Here is a description of bush burning from the Waikato in 1847 by L. Johnson (FRFANZ):
We have seen immense volumes of smoke issuing all day from the forest around Matamata and when within 2 miles of it, we distinctly saw its northern extremity on fire, which extending to the plain had ignited the dry grass and fern and even reached our track…. hundreds of trees were in flames from their roots to their topmost branches.
A full history of fire as a tool for land clearance, changing attitude to conservation and the legislation to address the changes can be found at FRFANZ.
Auricularia cornea is a wood decay fungus usually appearing within 18 months of the death of the tree or branch. It rots the newest or sapwood and is succeeded by those decay fungi that rot the heart wood. The fruitbodies are rubbery and robust and tend to dry out in dry weather than revive when it rains to produce and shed more spores. For more photos of this fungus from Taranaki see TERRAIN (2011).

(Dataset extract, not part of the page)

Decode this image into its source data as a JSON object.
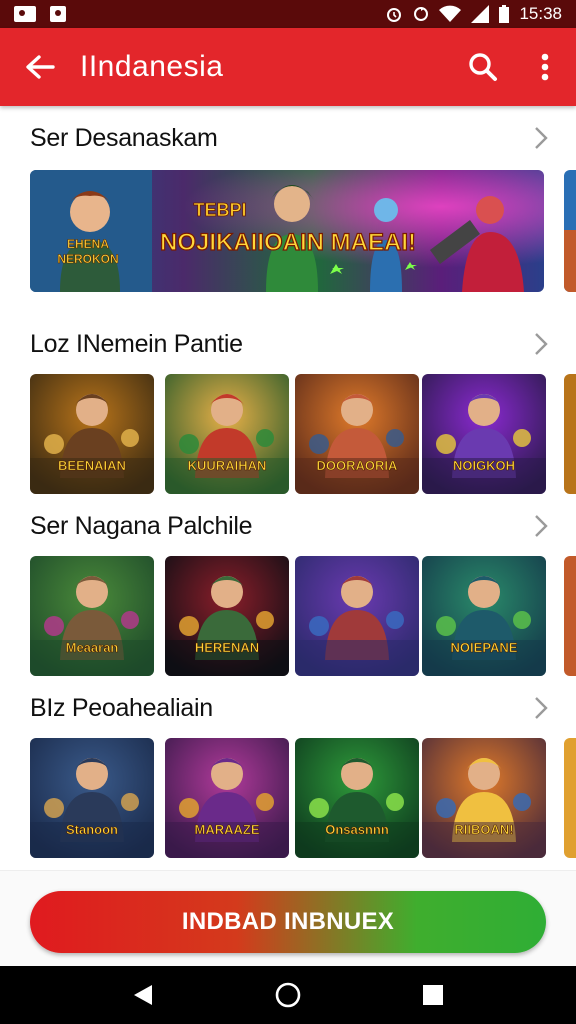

Bail M 1998. Eucalyptus. Text Publishing Co., Melbourne.
Brightwell S 1993. Feasting on fungi. New Zealand Geographic 18 (June): 34-58.
Buchanan PK, Barnes J 2002. The mushroom industry in New Zealand. International Society for Mushroom Science.
FRFANZ. Rural fire history 1840-1919. Forest and Rural Fire Association of New Zealand
Kurlansky M 2000. The Basque history of the World. Vintage, Random House, London.
Ng J 2010. Chew Chong – biography. Dictionary of New Zealand Biography. Te Ara – the Encyclopedia of New Zealand.
TERRAIN 2011. Wood-ear fungi. T.E.R.R.A.I.N – Taranaki Educational Resource: Research, Analysis and Information Network.
Winder V 2003. Chew Chong plays leading role in dairy industry. Puke Ariki, New Plymouth